Raw data:
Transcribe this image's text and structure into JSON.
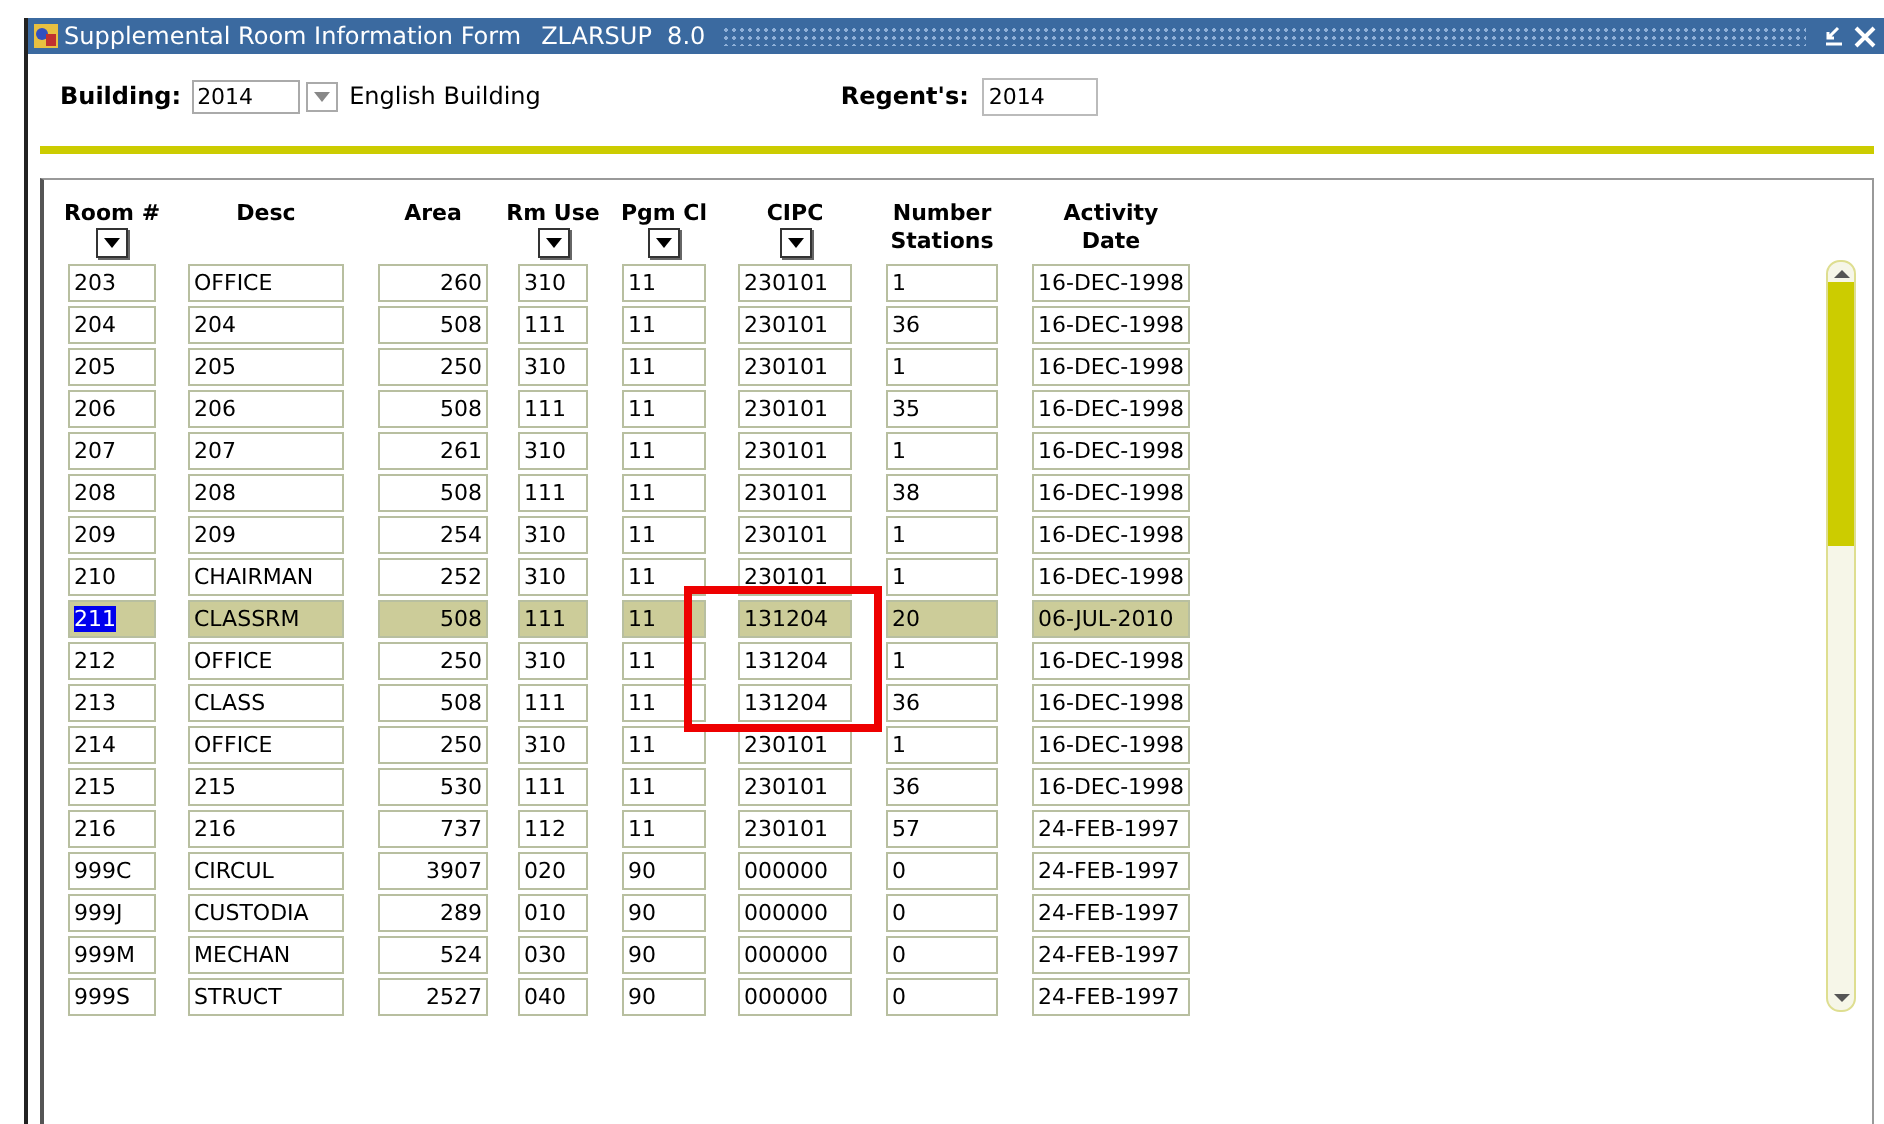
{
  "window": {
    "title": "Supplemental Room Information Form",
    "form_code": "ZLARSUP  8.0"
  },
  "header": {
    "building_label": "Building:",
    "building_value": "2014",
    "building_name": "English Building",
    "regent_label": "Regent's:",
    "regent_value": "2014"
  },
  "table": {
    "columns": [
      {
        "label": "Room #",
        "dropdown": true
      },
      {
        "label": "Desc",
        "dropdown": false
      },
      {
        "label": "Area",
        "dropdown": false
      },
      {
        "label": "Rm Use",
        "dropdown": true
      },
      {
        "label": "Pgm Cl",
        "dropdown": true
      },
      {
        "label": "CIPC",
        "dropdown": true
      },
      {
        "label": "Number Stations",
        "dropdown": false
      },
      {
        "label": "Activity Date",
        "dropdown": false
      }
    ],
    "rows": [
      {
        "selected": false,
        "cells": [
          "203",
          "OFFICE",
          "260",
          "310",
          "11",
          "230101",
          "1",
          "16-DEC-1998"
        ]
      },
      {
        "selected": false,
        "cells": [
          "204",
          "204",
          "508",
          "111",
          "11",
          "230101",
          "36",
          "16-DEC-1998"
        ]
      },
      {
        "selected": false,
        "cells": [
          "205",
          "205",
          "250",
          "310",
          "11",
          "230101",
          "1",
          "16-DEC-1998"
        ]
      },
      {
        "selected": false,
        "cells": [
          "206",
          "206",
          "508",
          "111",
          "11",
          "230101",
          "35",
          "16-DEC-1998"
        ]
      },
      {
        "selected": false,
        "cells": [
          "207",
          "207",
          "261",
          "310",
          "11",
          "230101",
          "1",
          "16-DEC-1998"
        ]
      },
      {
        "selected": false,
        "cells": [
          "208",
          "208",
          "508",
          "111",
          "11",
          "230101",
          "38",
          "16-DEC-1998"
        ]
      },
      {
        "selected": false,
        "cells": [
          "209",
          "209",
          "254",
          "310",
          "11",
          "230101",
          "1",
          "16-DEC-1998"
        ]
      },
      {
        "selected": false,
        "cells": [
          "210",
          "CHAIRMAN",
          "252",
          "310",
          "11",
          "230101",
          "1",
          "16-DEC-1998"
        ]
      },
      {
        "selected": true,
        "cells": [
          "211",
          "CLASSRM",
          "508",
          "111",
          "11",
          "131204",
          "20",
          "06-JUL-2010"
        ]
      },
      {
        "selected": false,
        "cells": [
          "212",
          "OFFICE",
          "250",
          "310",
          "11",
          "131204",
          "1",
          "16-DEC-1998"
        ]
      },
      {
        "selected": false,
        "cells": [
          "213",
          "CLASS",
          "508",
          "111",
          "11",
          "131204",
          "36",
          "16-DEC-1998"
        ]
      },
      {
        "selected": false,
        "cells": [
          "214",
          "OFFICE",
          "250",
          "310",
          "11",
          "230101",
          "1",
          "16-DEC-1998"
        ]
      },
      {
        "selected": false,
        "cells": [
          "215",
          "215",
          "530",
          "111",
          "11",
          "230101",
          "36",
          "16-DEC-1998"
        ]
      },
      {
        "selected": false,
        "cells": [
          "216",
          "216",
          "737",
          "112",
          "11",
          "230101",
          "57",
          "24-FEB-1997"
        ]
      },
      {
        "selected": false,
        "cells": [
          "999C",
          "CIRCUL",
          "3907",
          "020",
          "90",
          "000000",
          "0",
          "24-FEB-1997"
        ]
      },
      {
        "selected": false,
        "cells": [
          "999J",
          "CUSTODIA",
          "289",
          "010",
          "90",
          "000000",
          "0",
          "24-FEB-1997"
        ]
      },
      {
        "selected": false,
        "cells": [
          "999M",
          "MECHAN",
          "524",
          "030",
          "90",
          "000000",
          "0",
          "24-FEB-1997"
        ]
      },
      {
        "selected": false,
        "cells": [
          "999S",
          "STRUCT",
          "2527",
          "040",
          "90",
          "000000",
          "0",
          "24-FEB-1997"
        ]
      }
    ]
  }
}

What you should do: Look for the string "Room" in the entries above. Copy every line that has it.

Task result:
    "title": "Supplemental Room Information Form",
        "label": "Room #",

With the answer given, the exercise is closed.